After four years holding court at Boonville, California’s Anderson Valley Brewing, general manager/brewmaster Fal Allen left it all behind in 2004 to helm Archipelago Brewery in Singapore. Now, he’s back in the Anderson Valley brewhouse; we chatted with Allen about his return to the states and the industry trends that took hold while he was away.
Why the move back to the States?
I was missing family and friends. I usually came back twice a year, and I tried to stay in touch with folks, and stay involved in the industry as much as I could from 9,000 miles away. I invited a lot of people to come out and visit, and a lot did, like Charlie Papapzian and John Mallett from Bell’s Brewery.
What was the first beer you sipped after the long flight?
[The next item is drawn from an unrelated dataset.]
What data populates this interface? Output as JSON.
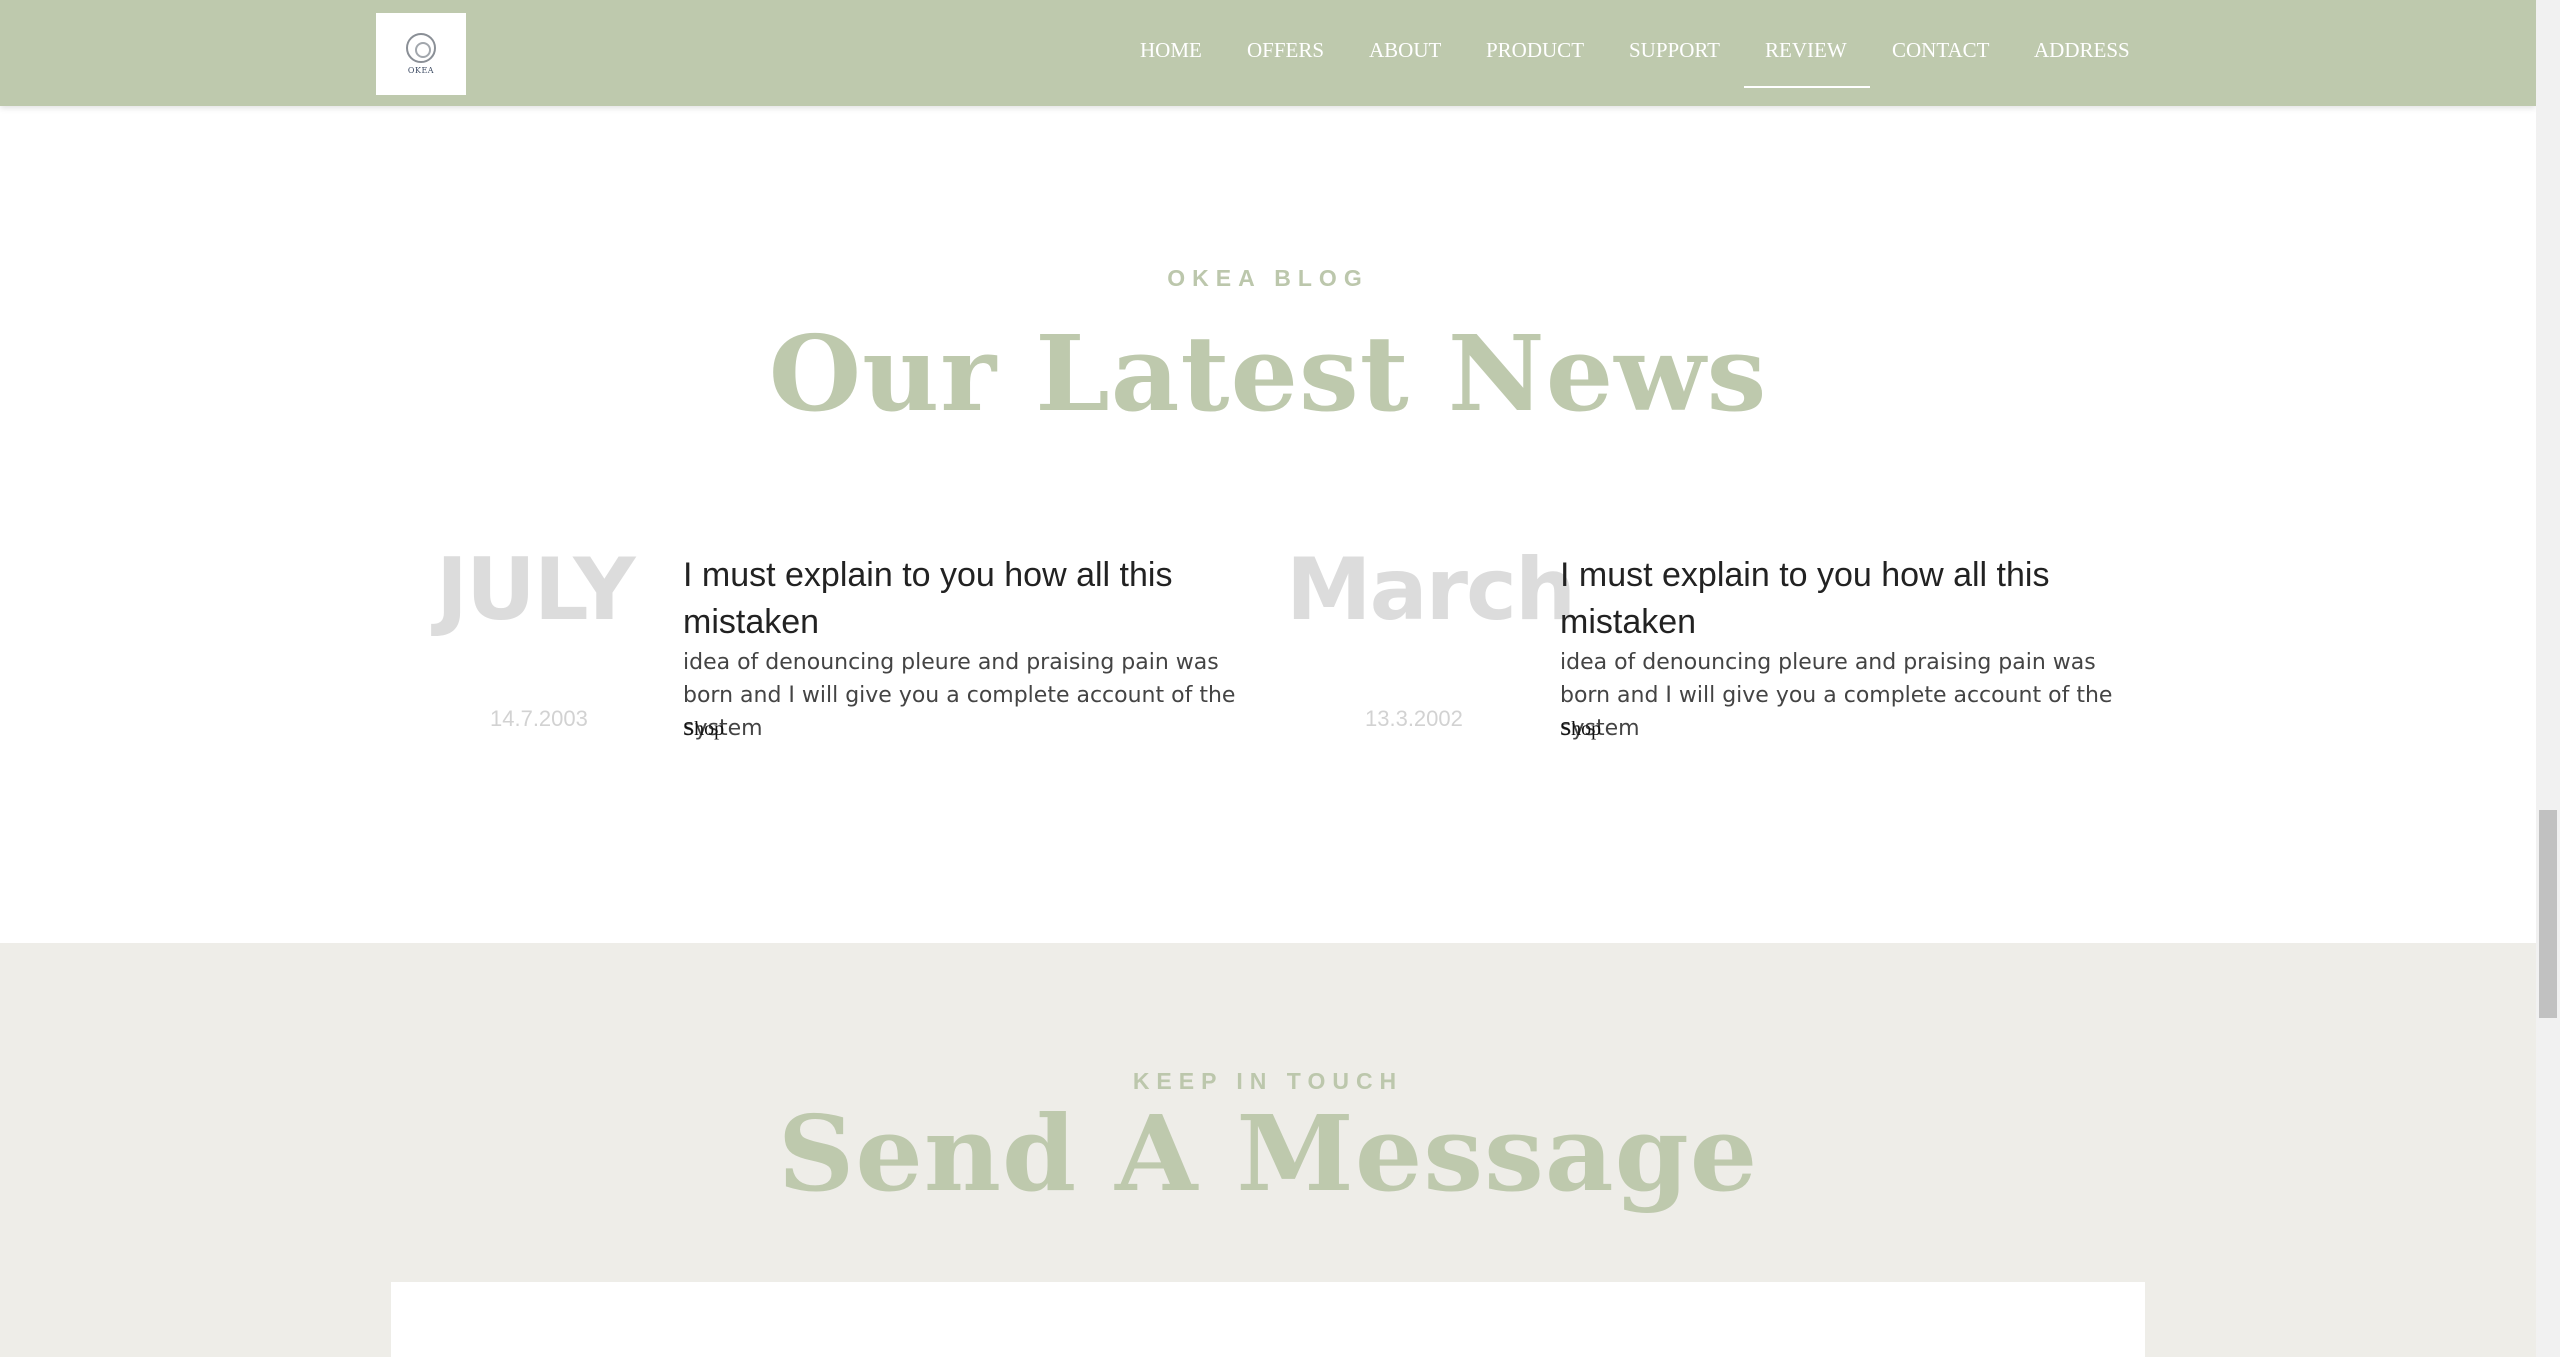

I should probably say it was Anderson Valley, but I don’t think it was. I came though San Francisco and it was Anchor Liberty Ale at the Toronado. My friend picked me up and we headed straight there.
Looking back at your time in Singapore, what thoughts do you have about craft beer moving from a niche product to a global trend?
I learned a tremendous amount on the job and my perspective of the world has changed quite a bit. Clearly, Asia is an enormous emerging market, including craft beer. When I got to Singapore there were two craft breweries, and when I left there were eight. That’s a pretty big turnaround. As I traveled through Southeast Asia, I would often go to breweries. Vietnam, in particular, is clearly going to be a leading market in craft beer. There are at least 10 in Saigon alone. You could see as these countries emerge from developing nations to more stable leaders, craft brewing is growing up with that. In Saigon there’s one called Hoa Vien, and that was definitely a standout. It’s a Czech-style brewery. Another impressive brewery is Storm out of Bali. But, the breweries in Singapore are much further ahead.
Any plans to introduce exotic ingredients from your travels into Anderson Valley’s beer?
In the world of American craft brewing, where different is the raison d’être, there will be innovation at Anderson Valley Brewing Company, and it will involve different ingredients, whether ones that I learned about in Singapore or the practice of using local ingredients to spice and season beer. You think you know something about spice, and then you move to Asia, and boy, you have no idea. There’s an enormous market I went to that was four or five football fields of produce, things you’d never seen before.
While you were away, a number of brewing trends swept the industry. What took you by surprise?
Sour beers are a trend that shocked me. I went to Cascade Brewing about a year ago and did a barrel tasting. I was completely blown away by how good they were, and what a good handle Ron [Gansberg] had on wood aging. He and several other people, like Vinnie Cilurzo, of course, have taken this gigantic leap forward in that area. My hat’s off to him; I’m completely impressed.
Any thoughts on India Black Ales?
We just made a black IPA for distribution called Nettie Madge. We have a Bahl Hornin Series here where four or five times a year we’ll bring out a draft only project. That’s where you’re going to see some of the ideas we’re discussing that are going to be more mainstream focused, like black IPAs and imperial ambers. We also have a hoppy session beer with spices about to come out.
You spent half a decade brewing in sweltering tropical heat. How’s life brewing in temperate California?
Brewing in the tropics was really hot and sweaty. Now I never get that hot. It’s fun and a lot cooler and cleaner—I only need one change of clothes instead of three.
What’s new for AVBC in 2011?
We’re going to do a lot of new things. With the new ownership, people were worried, but I’m glad to be back and help with the change. It’s going to be positive. We’re going to do more innovation and more interesting beers, like the Bahl Hornin Series. We’ll continue to do seasonals like Brother David, and we’ll continue to do more barrel-aged stuff. We also have a redesign of our cans—which are a lot greener than bottles—and we’re going to put our IPA in a can. I was skeptical in the beginning so I’ve done taste testing of cans vs. bottles over the last four months. I’m surprised, but cans are tasting better.[Photo: Brookston Beer Bulletin]